* PROBLEM REQUIREMENTS
Look through the entries below for the line with "Parse this screenshot: output" and the line with "Serialize everything readable", then give again exactly those two lines and all lines between them, minus the pictures.

══════════════════════════════

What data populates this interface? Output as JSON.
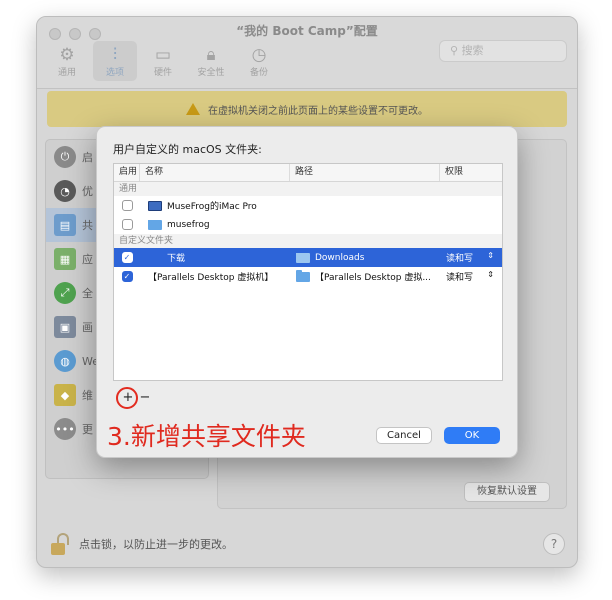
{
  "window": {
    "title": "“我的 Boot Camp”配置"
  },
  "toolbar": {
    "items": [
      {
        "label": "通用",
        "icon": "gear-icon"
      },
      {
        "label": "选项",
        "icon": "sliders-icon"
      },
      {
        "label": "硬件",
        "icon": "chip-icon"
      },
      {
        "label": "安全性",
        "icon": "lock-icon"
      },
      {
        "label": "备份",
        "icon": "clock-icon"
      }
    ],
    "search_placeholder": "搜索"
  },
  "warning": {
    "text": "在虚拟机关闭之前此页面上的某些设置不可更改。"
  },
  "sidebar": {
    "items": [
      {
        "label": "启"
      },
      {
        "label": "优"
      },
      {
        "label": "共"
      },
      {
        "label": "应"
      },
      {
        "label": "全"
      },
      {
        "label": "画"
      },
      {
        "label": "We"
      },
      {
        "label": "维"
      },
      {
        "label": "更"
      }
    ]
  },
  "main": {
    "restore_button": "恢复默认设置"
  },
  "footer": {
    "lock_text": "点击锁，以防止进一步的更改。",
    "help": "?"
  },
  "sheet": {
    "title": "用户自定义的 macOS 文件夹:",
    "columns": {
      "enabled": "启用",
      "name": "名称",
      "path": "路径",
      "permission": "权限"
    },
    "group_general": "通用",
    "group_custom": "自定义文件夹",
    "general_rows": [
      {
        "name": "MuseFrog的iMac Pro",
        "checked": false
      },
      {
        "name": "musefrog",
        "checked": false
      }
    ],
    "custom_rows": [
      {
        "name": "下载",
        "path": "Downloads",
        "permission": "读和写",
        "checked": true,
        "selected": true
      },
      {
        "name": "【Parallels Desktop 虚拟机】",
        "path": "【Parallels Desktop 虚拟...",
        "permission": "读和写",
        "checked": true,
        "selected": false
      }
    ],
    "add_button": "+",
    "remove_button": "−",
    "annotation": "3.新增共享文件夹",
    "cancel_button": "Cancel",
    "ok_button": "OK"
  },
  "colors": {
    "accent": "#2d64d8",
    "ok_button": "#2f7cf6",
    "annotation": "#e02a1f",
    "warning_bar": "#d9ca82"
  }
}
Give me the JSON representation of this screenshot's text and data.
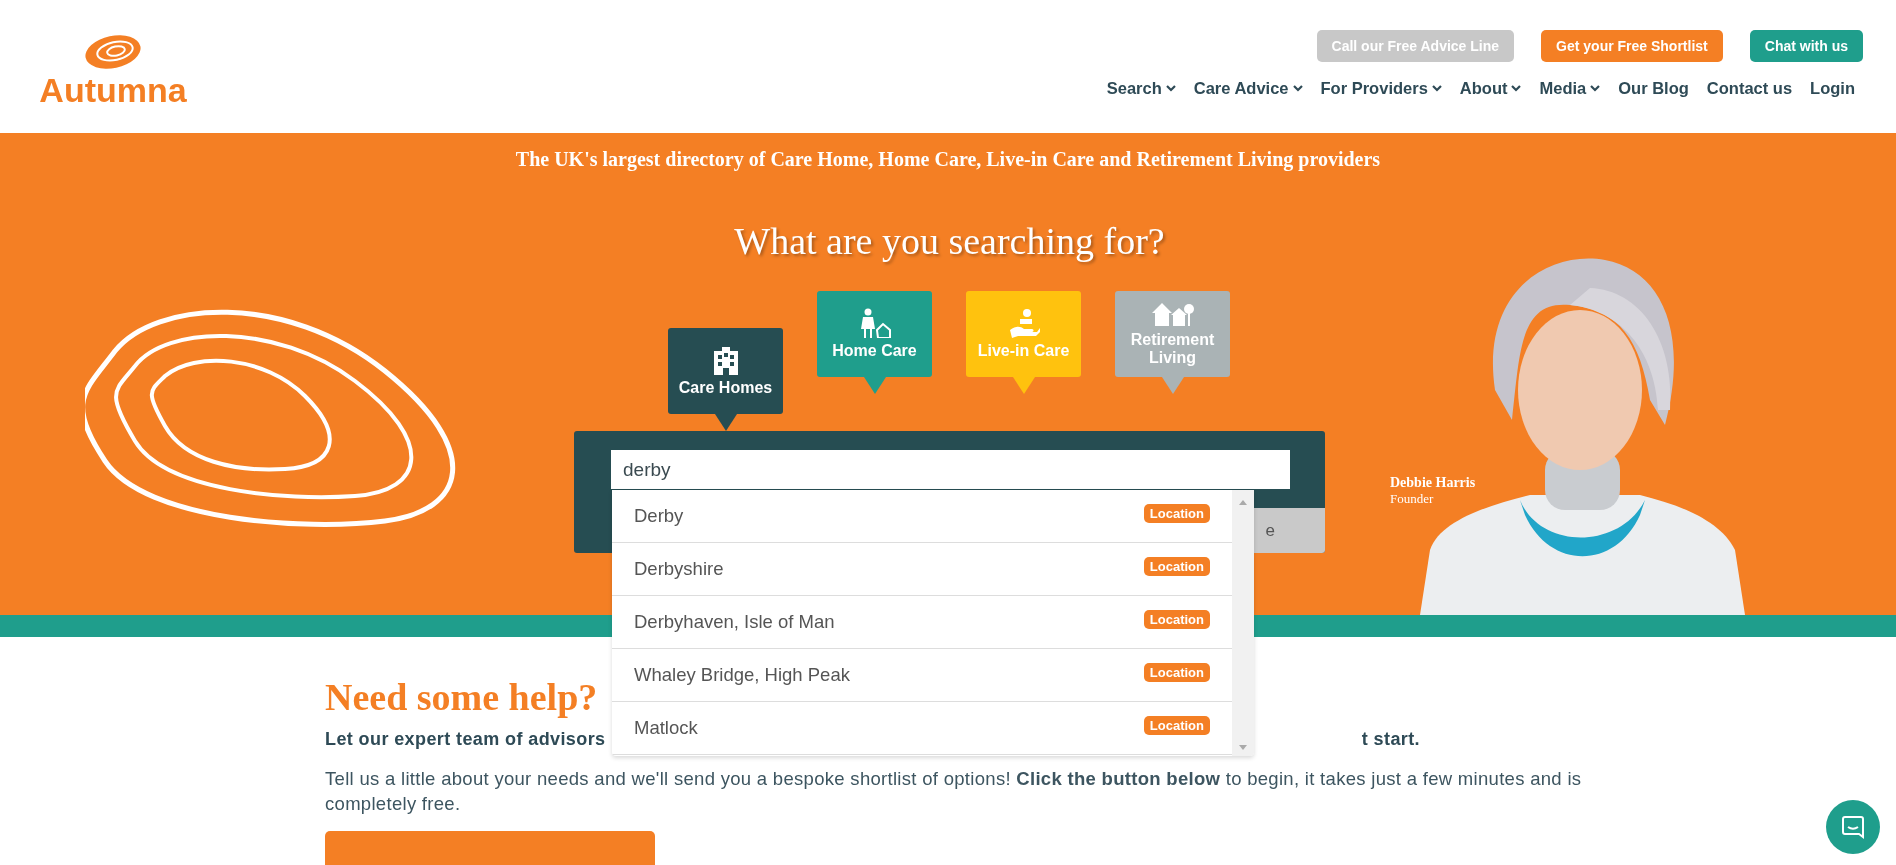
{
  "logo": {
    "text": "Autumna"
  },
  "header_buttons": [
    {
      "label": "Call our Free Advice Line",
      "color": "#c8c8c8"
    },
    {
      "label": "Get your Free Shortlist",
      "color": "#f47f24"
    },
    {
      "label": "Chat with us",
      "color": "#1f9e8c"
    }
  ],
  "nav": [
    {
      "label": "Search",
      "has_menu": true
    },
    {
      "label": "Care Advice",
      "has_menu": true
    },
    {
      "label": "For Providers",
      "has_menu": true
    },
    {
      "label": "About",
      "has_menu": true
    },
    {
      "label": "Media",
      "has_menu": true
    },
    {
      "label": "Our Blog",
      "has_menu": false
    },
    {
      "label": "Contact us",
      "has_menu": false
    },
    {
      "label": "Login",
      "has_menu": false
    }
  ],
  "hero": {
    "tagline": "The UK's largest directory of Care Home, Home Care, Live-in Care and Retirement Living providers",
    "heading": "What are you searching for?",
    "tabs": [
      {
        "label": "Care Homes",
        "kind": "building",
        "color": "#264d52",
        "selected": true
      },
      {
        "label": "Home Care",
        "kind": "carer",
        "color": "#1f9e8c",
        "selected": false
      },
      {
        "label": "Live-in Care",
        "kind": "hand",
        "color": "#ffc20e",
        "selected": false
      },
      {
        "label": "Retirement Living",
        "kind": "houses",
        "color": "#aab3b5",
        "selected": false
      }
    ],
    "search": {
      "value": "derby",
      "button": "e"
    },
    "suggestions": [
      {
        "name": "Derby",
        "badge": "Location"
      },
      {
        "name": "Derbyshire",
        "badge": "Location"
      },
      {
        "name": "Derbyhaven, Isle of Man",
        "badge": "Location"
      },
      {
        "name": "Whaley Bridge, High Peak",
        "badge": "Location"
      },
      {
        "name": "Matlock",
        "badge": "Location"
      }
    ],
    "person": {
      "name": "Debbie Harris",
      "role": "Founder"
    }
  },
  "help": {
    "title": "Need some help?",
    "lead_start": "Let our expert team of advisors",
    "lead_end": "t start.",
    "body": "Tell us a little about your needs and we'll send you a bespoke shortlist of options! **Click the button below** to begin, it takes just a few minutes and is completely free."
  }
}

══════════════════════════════

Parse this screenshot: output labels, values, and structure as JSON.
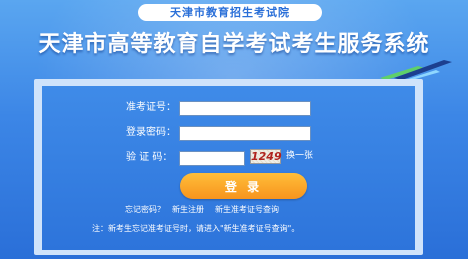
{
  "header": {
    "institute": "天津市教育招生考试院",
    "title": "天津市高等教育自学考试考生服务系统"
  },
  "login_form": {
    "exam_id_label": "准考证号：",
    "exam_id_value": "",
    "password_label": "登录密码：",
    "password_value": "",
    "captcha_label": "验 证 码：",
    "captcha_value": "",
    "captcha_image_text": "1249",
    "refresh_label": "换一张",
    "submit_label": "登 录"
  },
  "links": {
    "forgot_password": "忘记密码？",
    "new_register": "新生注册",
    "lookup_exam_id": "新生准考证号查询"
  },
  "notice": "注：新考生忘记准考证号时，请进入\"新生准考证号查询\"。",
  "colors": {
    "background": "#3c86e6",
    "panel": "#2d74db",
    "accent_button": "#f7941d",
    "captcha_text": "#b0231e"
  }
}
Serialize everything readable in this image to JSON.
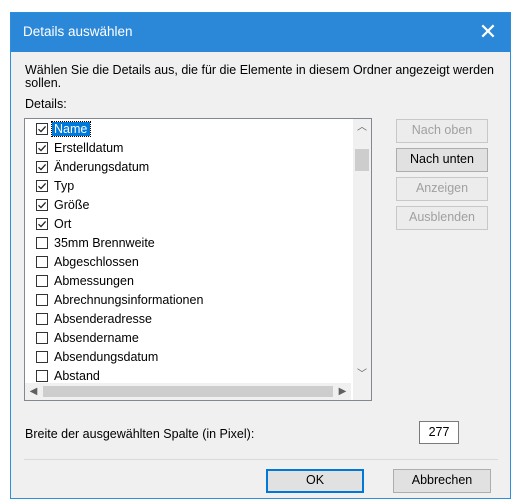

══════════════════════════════

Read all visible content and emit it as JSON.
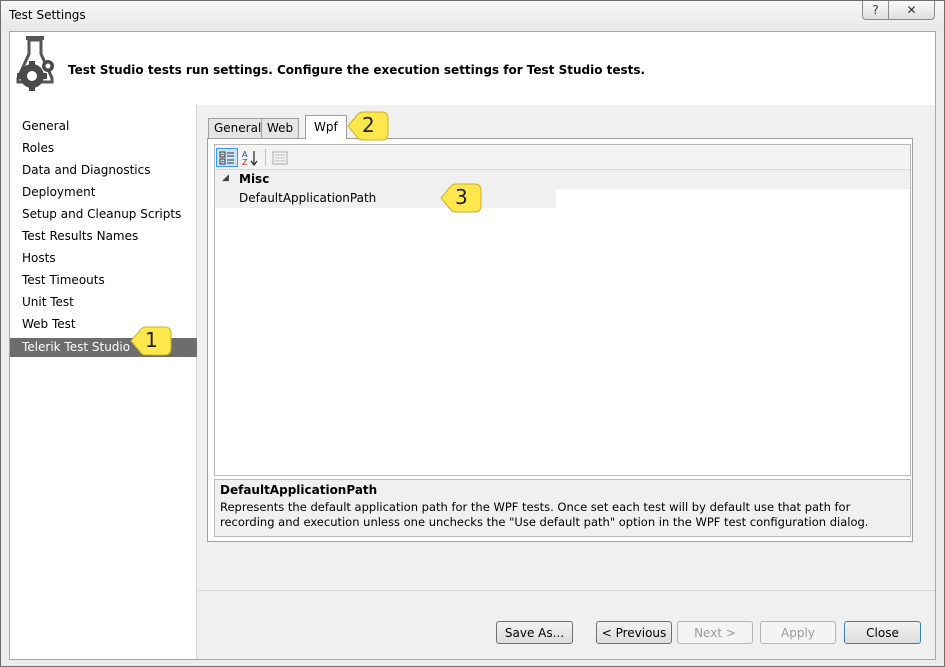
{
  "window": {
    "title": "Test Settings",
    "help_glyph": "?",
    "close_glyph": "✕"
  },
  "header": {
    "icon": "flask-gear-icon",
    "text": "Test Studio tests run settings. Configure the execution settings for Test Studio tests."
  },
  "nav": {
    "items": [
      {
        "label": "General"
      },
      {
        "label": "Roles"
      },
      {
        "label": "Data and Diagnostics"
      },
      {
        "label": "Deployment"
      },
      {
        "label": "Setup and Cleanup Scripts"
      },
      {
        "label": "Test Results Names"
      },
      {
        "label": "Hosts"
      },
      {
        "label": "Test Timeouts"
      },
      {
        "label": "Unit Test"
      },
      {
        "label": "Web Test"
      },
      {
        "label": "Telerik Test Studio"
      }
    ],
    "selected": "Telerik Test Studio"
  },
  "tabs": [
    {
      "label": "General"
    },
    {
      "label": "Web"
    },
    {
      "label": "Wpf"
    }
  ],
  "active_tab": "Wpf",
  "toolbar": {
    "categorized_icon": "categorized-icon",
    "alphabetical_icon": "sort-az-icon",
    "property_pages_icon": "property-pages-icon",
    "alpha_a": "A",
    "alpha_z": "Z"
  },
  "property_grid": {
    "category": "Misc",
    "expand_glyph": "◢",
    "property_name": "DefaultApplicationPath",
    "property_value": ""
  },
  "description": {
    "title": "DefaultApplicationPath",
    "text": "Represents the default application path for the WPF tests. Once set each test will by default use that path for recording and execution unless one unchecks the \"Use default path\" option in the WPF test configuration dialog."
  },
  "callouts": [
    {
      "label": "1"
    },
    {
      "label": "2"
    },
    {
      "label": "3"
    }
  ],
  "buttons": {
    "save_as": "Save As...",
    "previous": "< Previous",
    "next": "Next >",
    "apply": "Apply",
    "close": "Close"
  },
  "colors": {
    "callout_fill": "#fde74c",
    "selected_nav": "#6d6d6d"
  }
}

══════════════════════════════

* OUTPUT FOR THIS TASK
Parse this screenshot: output labels, values, and structure as JSON.
{
  "header": {
    "institute": "天津市教育招生考试院",
    "title": "天津市高等教育自学考试考生服务系统"
  },
  "login_form": {
    "exam_id_label": "准考证号：",
    "exam_id_value": "",
    "password_label": "登录密码：",
    "password_value": "",
    "captcha_label": "验 证 码：",
    "captcha_value": "",
    "captcha_image_text": "1249",
    "refresh_label": "换一张",
    "submit_label": "登 录"
  },
  "links": {
    "forgot_password": "忘记密码？",
    "new_register": "新生注册",
    "lookup_exam_id": "新生准考证号查询"
  },
  "notice": "注：新考生忘记准考证号时，请进入\"新生准考证号查询\"。",
  "colors": {
    "background": "#3c86e6",
    "panel": "#2d74db",
    "accent_button": "#f7941d",
    "captcha_text": "#b0231e"
  }
}
Serialize everything readable in this image to JSON.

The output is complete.